Cacy’s conviction for a crime that never happened is a prime example of the devastating consequences of allowing junk science into the courtroom, of the need for continuing education of forensic practitioners, and for the robust review of convictions that may have been tainted by outdated, or imagined, science.

In fact, arguably, it was Cacy’s case that set in motion a series of events that would eventually culminate in a unique partnership between the Innocence Project of Texas and the Texas state fire marshal, designed to review old arson-related criminal cases in order to ferret out convictions based on unsupportable fire science. “Sonia’s case is a lesson to the entire criminal justice system of how important it is to keep bad science out of court,” said Gary Udashen, president of the IPTX and Cacy’s longtime attorney.

The fire that engulfed the home that Cacy shared with her uncle Bill Richardson in the far West Texas town of Fort Stockton broke out in the pre-dawn hours of November 10, 1991. Cacy escaped the conflagration through her bedroom window and after knocking on her neighbors’ doors seeking help, returned to the house, frantically trying to get back inside. Her uncle was still in there, she told a neighbor, and she had to help him. She was unsuccessful; the 75-year-old perished in the blaze.

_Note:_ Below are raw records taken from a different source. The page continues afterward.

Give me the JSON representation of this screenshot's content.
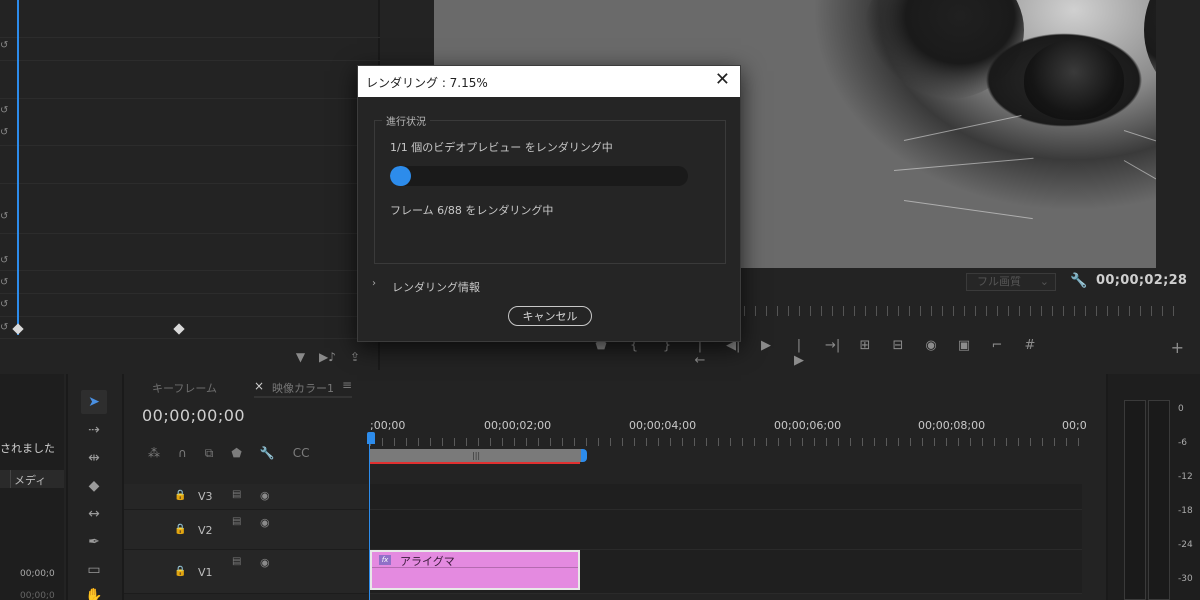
{
  "dialog": {
    "title": "レンダリング : 7.15%",
    "close_icon": "close-icon",
    "group_label": "進行状況",
    "status_line": "1/1 個のビデオプレビュー をレンダリング中",
    "progress_percent": 7.15,
    "frame_status": "フレーム  6/88 をレンダリング中",
    "disclosure_label": "レンダリング情報",
    "cancel_label": "キャンセル"
  },
  "monitor": {
    "quality_select": "フル画質",
    "timecode": "00;00;02;28"
  },
  "project_panel": {
    "message": "されました",
    "column_header": "メディ",
    "timecode": "00;00;0",
    "timecode2": "00;00;0"
  },
  "timeline": {
    "tab_keyframe": "キーフレーム",
    "tab_close": "×",
    "tab_sequence": "映像カラー1",
    "timecode": "00;00;00;00",
    "ruler_labels": [
      ";00;00",
      "00;00;02;00",
      "00;00;04;00",
      "00;00;06;00",
      "00;00;08;00",
      "00;0"
    ],
    "tracks": [
      {
        "name": "V3"
      },
      {
        "name": "V2"
      },
      {
        "name": "V1"
      }
    ],
    "clip": {
      "name": "アライグマ",
      "fx_badge": "fx",
      "color": "#e48ae0"
    }
  },
  "meter": {
    "db_labels": [
      "0",
      "-6",
      "-12",
      "-18",
      "-24",
      "-30"
    ]
  },
  "colors": {
    "accent": "#2d8ceb",
    "render_bar": "#e03030",
    "clip": "#e48ae0"
  }
}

It wasn’t the first time a fire had broken out at Richardson’s home. On November 2, there were two separate fires — one in a storeroom and another in the home office that originated in a box of electrical devices sitting beneath a set of drapes. Though exactly how the fires started remained undetermined, the state would eventually come up with its own theory: Cacy had set the blazes in order to test the response time of the local fire department.